Explaining Mercury Dimes requires looking at the coin’s design, history, and range of values. In the simplest terms, Mercury Dimes are small coins produced beginning in 1916—when several American coins became eligible for an updated design—up until 1945. 

The popular coin consists of 90% silver and just 10% copper. Mercury Dimes are most well-known for their recognizable and mystifying depiction of Lady Liberty. The figure is commonly referenced as the Winged Liberty. Its design quickly erupted into the artist’s lasting legacy.

In 1916, when the dime, quarter, and half dollar required a design update, the United States Treasury Department opened a contest for artists to submit new designs for each coin. One winner would be selected. Adolph A. Weinman was chosen as the champion artist for both the dime and the half dollar based on his interesting depiction of Lady Liberty sporting a winged-cap. 

The intention behind Weinman’s design was to symbolize the “Liberty of Thought.” However, the design’s intended symbolism was lost and it became generally misinterpreted for the Roman God, Mercury; the God of trade and commerce. Thus, the 1916 coins’ legacy and nickname were born, and they became known as Mercury Dimes. 

Interestingly though, this misconception was an impossibility considering all American coins required Lady Liberty to be featured in their design in some way at the time. 


Mercury Dimes have a wide range in value which is dependent on several variables. These include the individual pieces’ distinguishability by date and variety. This only works in favor of Mercury Dimes’ popularity. It means there are affordable pieces accessible to most budgets. 

When compared to other collectable American coins, Mercury Dimes don’t offer many valuable varieties. However, those that are considered valuable are tremendously sought-after. Some of these valuable Mercury Dime denominations include 1916-D, 1921-D, and 1942-D ranging in price from $200 to $2,100. 

In terms of all Mercury Dimes though, the range is much broader and can start below $10 and reach heights up to the mid- six figures for the rarest and best-kept pieces. In any budget though, one of the key pricing variables is the quality and condition of the individual coin for sale. 


Of all the Mercury Dimes’ varieties, two of the most sought-after are the 1916-D Mercury Dime and the 1942/41 Mercury Dimes from either the Philadelphia or Denver Mint locations. Specifically, the 1916-D Mercury Dime is considered the most valuable Mercury Dime, due to its historic low mintage total of approximately 264,000.  Only about 10,000 of those coins are believed to have survived and entered circulation. 

1916-D Mercury Dimes in just “good” condition can be sold for about $750. With condition and cost sharing a linear relationship, these pieces can be sold on their own for more than $10,000. 
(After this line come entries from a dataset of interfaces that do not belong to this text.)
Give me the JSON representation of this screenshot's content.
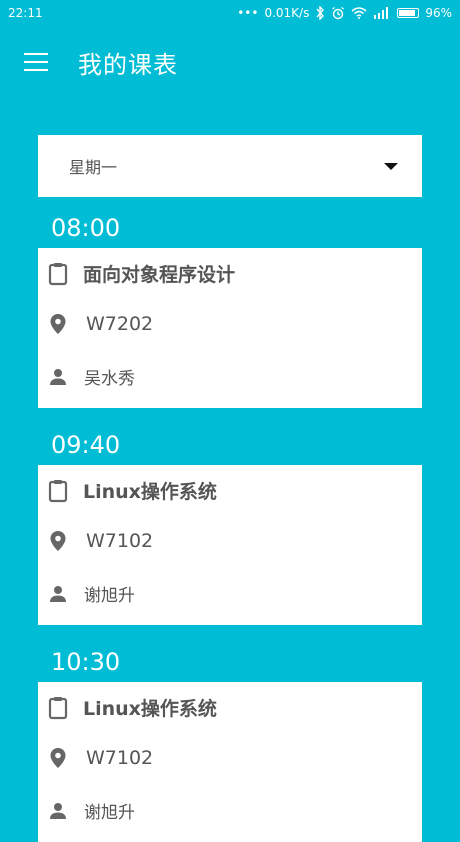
{
  "status_bar": {
    "time": "22:11",
    "speed": "0.01K/s",
    "battery": "96%"
  },
  "app_bar": {
    "title": "我的课表",
    "menu_icon": "menu-icon"
  },
  "day_selector": {
    "selected": "星期一",
    "icon": "dropdown-arrow-icon"
  },
  "schedule": [
    {
      "time": "08:00",
      "course": "面向对象程序设计",
      "room": "W7202",
      "teacher": "吴水秀"
    },
    {
      "time": "09:40",
      "course": "Linux操作系统",
      "room": "W7102",
      "teacher": "谢旭升"
    },
    {
      "time": "10:30",
      "course": "Linux操作系统",
      "room": "W7102",
      "teacher": "谢旭升"
    }
  ],
  "colors": {
    "background": "#00BCD4",
    "card": "#FFFFFF",
    "text": "#555555",
    "icon": "#666666"
  }
}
1942/41 Mercury Dimes minted in Philadelphia or Denver gained popularity and demand due to imperfections on the coins. These imperfections followed a faulted minting process at these specific locations. They have been attributed to several key contributing factors including an inexperienced minting crew, heightened pressure due to increased production expectations, and the usage of improper dies. 
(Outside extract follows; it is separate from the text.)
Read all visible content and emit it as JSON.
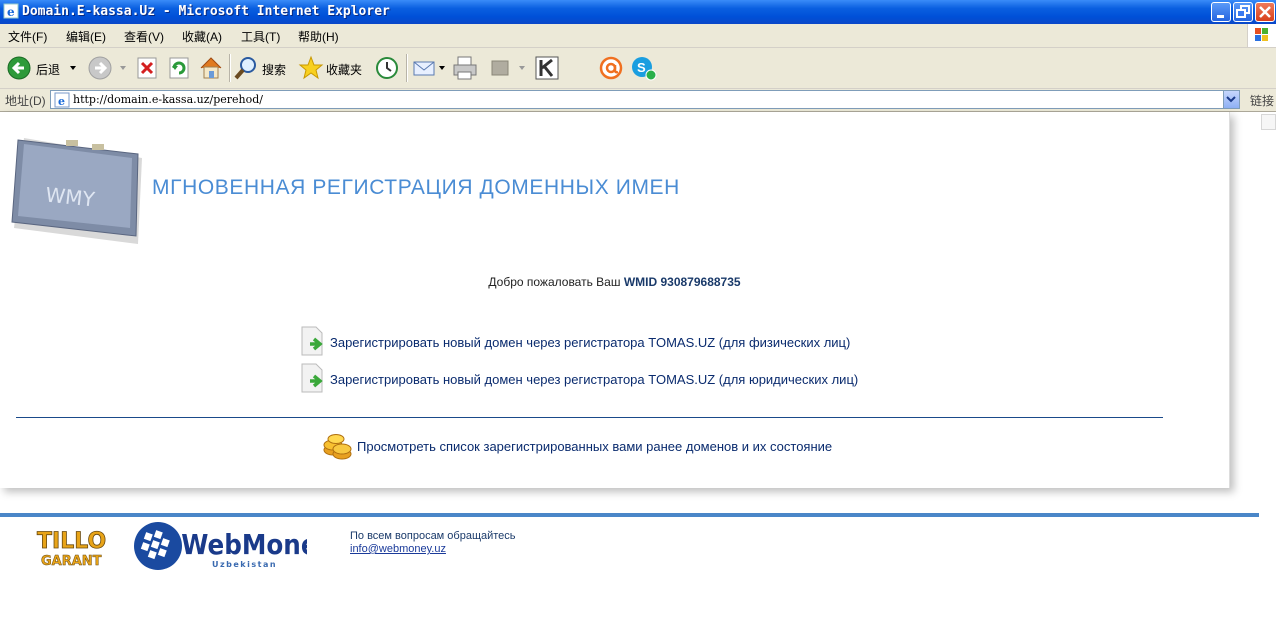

Similar to the 1916-D Mercury Dimes, the 1942/41 versions minted in either Philadelphia or Denver can sell for thousands of dollars despite the larger supply. 

Ultimately, Mercury Dimes of all dates and supplies hold some value, despite the vast range in price. It’s a uniquely interesting coin, based on its storied history and stunning design.